In Microorganisms, John Burnard wanted to show the hidden life of microscopic organisms in our lakes. By taking up the Flow Project, The Great Water Research Collaborative taught John a lot about aquatic life that was not visible to our eyes. Some of these organisms were invasive species from ballast water—water in the cargo holds of ships–that can cause a loss of biodiversity within the Great Lakes’ ecosystem. Dr. Matthew TenEyck removes unwanted organisms at a large scale. These organisms are observed at a land-based ballast testing facility. John wanted to show some of the microorganisms that Dr. Matthew TenEyck observes when he looks through the microscope.


John Burnard is a freshman at UW-Green Bay majoring in Design Arts. As a swimmer for UW-Green Bay, John has always been interested in the aquatic life present in our lakes and rivers, which drew him to this project. John also thought it was a fantastic opportunity to learn about aquatic life as well as creating an art piece.

ABOUT THE Water partner

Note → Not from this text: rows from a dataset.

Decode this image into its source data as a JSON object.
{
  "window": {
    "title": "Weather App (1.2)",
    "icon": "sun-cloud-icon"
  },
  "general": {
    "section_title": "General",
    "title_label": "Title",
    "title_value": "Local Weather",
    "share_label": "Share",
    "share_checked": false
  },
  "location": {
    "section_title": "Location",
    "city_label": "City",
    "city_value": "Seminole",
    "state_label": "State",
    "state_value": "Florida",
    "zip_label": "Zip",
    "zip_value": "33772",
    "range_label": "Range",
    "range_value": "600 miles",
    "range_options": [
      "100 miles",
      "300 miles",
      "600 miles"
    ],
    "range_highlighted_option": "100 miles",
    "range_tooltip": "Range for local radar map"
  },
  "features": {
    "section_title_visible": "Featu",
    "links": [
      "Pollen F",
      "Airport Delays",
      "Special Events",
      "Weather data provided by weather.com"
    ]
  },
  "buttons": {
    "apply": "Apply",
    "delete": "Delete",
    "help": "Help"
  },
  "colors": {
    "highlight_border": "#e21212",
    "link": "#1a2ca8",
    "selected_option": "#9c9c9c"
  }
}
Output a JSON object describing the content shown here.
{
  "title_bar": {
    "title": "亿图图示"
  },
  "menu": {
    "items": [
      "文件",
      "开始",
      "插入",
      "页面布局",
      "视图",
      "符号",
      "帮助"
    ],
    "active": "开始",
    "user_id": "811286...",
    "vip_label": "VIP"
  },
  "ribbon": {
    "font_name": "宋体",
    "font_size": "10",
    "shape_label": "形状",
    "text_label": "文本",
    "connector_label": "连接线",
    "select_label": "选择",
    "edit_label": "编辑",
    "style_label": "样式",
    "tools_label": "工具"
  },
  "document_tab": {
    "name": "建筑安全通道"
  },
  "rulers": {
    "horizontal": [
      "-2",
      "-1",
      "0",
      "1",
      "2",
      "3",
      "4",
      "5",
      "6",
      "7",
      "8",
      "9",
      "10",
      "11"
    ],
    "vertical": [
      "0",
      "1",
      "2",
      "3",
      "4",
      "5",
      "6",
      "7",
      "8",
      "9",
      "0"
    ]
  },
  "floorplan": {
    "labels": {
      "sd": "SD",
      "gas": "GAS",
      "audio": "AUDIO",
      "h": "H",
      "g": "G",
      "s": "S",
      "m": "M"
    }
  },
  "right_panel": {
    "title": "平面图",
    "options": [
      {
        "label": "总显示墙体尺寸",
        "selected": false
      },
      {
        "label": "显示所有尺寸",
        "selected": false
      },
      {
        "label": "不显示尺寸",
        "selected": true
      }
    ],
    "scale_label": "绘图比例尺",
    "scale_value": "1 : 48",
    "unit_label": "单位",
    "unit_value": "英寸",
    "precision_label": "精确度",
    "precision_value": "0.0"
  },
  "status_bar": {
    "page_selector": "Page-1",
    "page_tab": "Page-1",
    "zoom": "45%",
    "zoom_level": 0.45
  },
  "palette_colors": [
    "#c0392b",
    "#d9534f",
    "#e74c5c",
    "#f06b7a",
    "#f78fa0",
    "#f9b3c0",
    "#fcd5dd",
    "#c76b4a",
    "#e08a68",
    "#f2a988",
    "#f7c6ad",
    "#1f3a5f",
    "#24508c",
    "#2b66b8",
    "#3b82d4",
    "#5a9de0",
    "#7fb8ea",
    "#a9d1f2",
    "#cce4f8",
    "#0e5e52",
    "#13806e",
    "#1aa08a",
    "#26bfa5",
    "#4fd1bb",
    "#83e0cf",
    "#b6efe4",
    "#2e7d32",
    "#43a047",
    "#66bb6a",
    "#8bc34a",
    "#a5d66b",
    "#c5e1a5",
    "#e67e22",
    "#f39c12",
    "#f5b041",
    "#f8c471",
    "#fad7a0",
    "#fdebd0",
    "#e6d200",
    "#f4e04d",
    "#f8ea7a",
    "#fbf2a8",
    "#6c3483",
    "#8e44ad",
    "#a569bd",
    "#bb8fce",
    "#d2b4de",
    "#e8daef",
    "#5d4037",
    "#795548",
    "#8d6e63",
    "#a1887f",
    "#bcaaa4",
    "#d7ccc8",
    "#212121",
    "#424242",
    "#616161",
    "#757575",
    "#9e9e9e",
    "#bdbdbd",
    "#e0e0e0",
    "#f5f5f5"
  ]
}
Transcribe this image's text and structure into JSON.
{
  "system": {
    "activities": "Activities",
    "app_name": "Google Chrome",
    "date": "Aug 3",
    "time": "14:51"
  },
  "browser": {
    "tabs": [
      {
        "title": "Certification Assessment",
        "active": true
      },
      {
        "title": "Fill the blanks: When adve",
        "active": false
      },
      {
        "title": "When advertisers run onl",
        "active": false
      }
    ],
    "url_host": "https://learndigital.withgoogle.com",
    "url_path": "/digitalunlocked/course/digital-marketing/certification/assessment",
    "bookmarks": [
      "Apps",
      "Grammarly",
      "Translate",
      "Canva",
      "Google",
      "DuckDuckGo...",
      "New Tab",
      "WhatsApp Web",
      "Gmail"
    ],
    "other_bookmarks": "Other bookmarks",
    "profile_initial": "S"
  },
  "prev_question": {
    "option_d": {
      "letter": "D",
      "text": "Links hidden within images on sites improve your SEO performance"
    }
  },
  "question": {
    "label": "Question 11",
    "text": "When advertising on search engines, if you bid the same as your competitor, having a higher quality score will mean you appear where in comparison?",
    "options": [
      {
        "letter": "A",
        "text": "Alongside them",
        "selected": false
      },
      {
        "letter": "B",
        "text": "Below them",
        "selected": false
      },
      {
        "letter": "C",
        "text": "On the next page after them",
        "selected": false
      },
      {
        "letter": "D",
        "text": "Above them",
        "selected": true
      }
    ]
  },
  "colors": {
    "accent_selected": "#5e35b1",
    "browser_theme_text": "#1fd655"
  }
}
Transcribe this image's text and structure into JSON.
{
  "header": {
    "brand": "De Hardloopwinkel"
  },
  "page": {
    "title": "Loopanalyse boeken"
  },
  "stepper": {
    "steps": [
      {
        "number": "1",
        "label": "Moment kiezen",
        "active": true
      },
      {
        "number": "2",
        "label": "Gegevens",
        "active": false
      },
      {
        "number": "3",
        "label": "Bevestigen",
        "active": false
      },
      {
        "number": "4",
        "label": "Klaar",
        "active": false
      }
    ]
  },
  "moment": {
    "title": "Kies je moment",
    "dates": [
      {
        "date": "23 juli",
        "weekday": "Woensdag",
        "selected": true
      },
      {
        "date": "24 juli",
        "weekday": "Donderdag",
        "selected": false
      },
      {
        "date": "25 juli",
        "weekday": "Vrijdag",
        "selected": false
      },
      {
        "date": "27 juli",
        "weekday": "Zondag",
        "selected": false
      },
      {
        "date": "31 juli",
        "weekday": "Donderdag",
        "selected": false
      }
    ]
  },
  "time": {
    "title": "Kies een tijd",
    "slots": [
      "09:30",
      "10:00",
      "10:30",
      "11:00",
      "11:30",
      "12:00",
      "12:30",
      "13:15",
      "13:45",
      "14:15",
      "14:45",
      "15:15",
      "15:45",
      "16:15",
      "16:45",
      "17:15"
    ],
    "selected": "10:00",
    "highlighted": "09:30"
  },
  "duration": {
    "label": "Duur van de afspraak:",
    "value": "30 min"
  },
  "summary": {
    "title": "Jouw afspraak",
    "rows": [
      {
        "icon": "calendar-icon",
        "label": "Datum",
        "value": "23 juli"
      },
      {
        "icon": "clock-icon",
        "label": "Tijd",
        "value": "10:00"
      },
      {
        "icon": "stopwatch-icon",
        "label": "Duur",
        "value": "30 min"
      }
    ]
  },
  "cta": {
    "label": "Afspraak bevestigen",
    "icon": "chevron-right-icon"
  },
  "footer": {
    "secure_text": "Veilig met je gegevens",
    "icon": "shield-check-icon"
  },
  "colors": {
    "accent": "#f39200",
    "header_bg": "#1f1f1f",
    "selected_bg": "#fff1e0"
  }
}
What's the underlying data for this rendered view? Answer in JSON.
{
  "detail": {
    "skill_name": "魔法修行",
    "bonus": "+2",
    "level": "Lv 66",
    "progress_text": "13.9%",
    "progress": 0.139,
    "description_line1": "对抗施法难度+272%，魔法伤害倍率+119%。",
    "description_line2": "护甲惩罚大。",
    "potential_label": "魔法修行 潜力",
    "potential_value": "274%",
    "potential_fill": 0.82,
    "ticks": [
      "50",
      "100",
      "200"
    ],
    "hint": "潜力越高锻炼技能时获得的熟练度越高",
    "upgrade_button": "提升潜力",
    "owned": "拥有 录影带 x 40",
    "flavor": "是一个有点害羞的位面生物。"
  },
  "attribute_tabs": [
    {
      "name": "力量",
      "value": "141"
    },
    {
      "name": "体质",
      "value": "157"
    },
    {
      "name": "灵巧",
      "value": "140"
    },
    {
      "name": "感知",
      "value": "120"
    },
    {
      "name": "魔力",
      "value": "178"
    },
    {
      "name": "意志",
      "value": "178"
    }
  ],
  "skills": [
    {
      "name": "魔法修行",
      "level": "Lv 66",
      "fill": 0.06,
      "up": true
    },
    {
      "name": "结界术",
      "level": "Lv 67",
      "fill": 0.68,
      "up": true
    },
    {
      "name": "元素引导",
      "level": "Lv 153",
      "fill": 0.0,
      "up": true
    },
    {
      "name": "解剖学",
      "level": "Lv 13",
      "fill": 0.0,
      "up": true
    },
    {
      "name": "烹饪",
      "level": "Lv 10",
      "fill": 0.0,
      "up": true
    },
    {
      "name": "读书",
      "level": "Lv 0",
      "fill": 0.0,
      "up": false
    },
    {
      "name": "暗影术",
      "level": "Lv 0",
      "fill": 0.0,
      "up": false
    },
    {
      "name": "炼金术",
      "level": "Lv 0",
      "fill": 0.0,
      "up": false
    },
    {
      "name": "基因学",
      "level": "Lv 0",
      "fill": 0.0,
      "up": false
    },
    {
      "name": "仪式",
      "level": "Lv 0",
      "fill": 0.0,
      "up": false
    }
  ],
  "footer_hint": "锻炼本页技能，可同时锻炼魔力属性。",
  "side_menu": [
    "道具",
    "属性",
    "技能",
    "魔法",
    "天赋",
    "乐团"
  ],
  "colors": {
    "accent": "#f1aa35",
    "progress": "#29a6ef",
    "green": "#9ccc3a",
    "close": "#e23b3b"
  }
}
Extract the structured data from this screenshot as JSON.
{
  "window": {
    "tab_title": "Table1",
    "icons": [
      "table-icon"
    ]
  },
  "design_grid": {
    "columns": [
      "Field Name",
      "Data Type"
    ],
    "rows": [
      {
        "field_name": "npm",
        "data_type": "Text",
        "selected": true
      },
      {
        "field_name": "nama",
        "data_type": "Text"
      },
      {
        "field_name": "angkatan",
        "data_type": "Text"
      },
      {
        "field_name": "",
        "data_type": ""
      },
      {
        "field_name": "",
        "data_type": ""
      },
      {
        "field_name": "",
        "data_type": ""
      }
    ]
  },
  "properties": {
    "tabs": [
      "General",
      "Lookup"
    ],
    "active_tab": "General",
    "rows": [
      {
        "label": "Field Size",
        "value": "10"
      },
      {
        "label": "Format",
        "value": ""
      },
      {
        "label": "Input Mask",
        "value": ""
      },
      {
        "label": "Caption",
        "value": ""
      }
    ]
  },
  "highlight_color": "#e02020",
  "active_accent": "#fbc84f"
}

Dr. Matt TenEyck earned his B.S. degree from University of Wisconsin-Superior and his M.S. degree from Oklahoma State University, Stillwater. TenEyeck earned his PhD while investigating the role of propagule pressure of zooplankton in ballast water discharge in the Water Resources Science program at the University of Minnesota-Duluth. Matt has been with the Lake Superior Research Institute for 19 years. Matt has served as principal investigator (PI) and Co-PI on several sediment and water-only toxicology studies, as well as aquatic invasive species related projects.